= Work item =
Each entry that follows is to be duplicated exactly, without its images.

Interface dataset entries
[Start of Attachment]

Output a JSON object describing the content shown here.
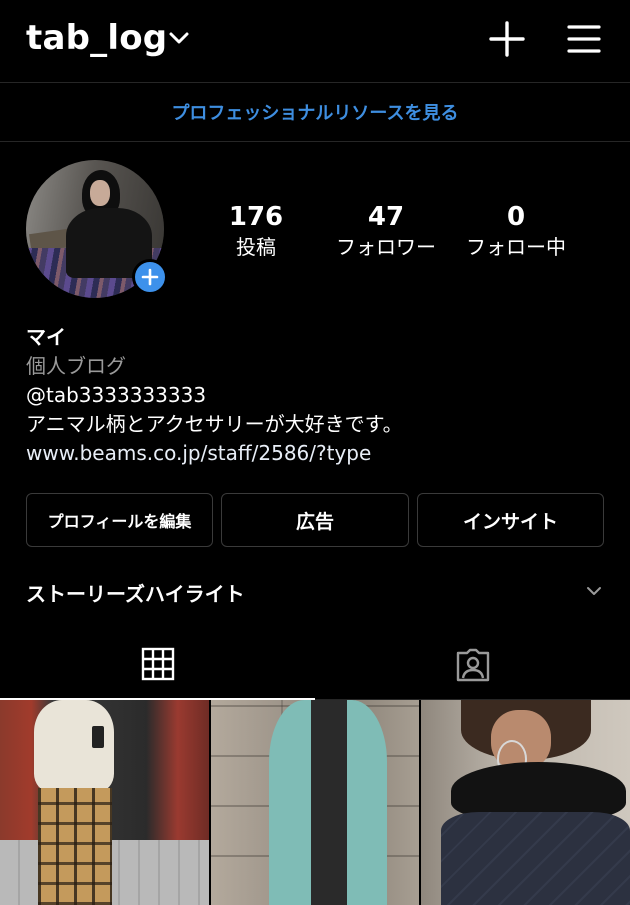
{
  "header": {
    "username": "tab_log",
    "icons": {
      "dropdown": "chevron-down-icon",
      "add": "plus-icon",
      "menu": "hamburger-menu-icon"
    }
  },
  "professional_link": "プロフェッショナルリソースを見る",
  "profile": {
    "avatar_icon": "avatar",
    "avatar_add_icon": "plus-circle-icon",
    "stats": {
      "posts_count": "176",
      "posts_label": "投稿",
      "followers_count": "47",
      "followers_label": "フォロワー",
      "following_count": "0",
      "following_label": "フォロー中"
    },
    "name": "マイ",
    "category": "個人ブログ",
    "handle": "@tab3333333333",
    "bio": "アニマル柄とアクセサリーが大好きです。",
    "website": "www.beams.co.jp/staff/2586/?type"
  },
  "actions": {
    "edit_profile": "プロフィールを編集",
    "ads": "広告",
    "insights": "インサイト"
  },
  "highlights": {
    "label": "ストーリーズハイライト",
    "icon": "chevron-down-icon"
  },
  "tabs": [
    {
      "name": "grid",
      "icon": "grid-icon",
      "active": true
    },
    {
      "name": "tagged",
      "icon": "tagged-person-icon",
      "active": false
    }
  ],
  "colors": {
    "background": "#000000",
    "accent_blue": "#3e8ee0",
    "secondary_text": "#9a9a9a",
    "button_border": "#3a3a3a"
  }
}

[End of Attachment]

= Response to the task =
Output a JSON object describing the content shown here.
{
  "header": {
    "username": "tab_log",
    "icons": {
      "dropdown": "chevron-down-icon",
      "add": "plus-icon",
      "menu": "hamburger-menu-icon"
    }
  },
  "professional_link": "プロフェッショナルリソースを見る",
  "profile": {
    "avatar_icon": "avatar",
    "avatar_add_icon": "plus-circle-icon",
    "stats": {
      "posts_count": "176",
      "posts_label": "投稿",
      "followers_count": "47",
      "followers_label": "フォロワー",
      "following_count": "0",
      "following_label": "フォロー中"
    },
    "name": "マイ",
    "category": "個人ブログ",
    "handle": "@tab3333333333",
    "bio": "アニマル柄とアクセサリーが大好きです。",
    "website": "www.beams.co.jp/staff/2586/?type"
  },
  "actions": {
    "edit_profile": "プロフィールを編集",
    "ads": "広告",
    "insights": "インサイト"
  },
  "highlights": {
    "label": "ストーリーズハイライト",
    "icon": "chevron-down-icon"
  },
  "tabs": [
    {
      "name": "grid",
      "icon": "grid-icon",
      "active": true
    },
    {
      "name": "tagged",
      "icon": "tagged-person-icon",
      "active": false
    }
  ],
  "colors": {
    "background": "#000000",
    "accent_blue": "#3e8ee0",
    "secondary_text": "#9a9a9a",
    "button_border": "#3a3a3a"
  }
}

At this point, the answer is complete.